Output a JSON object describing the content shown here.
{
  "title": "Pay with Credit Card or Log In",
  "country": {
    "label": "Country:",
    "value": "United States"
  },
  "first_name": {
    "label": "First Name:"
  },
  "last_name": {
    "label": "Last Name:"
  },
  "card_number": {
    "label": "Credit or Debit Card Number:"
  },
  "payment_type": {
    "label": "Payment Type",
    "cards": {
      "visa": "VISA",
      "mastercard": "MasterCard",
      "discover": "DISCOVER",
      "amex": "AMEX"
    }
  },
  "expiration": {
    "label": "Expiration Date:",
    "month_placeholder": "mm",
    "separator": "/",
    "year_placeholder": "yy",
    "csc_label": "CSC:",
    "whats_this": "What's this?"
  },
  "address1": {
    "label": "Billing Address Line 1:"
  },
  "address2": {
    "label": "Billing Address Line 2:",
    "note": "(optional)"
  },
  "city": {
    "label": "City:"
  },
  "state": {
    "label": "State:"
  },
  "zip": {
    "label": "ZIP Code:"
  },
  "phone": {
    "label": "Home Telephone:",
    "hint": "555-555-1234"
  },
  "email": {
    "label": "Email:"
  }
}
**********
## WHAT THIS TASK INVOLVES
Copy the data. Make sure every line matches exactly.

## TASK SOLUTION
Output a JSON object describing the content shown here.
{
  "title": "Pay with Credit Card or Log In",
  "country": {
    "label": "Country:",
    "value": "United States"
  },
  "first_name": {
    "label": "First Name:"
  },
  "last_name": {
    "label": "Last Name:"
  },
  "card_number": {
    "label": "Credit or Debit Card Number:"
  },
  "payment_type": {
    "label": "Payment Type",
    "cards": {
      "visa": "VISA",
      "mastercard": "MasterCard",
      "discover": "DISCOVER",
      "amex": "AMEX"
    }
  },
  "expiration": {
    "label": "Expiration Date:",
    "month_placeholder": "mm",
    "separator": "/",
    "year_placeholder": "yy",
    "csc_label": "CSC:",
    "whats_this": "What's this?"
  },
  "address1": {
    "label": "Billing Address Line 1:"
  },
  "address2": {
    "label": "Billing Address Line 2:",
    "note": "(optional)"
  },
  "city": {
    "label": "City:"
  },
  "state": {
    "label": "State:"
  },
  "zip": {
    "label": "ZIP Code:"
  },
  "phone": {
    "label": "Home Telephone:",
    "hint": "555-555-1234"
  },
  "email": {
    "label": "Email:"
  }
}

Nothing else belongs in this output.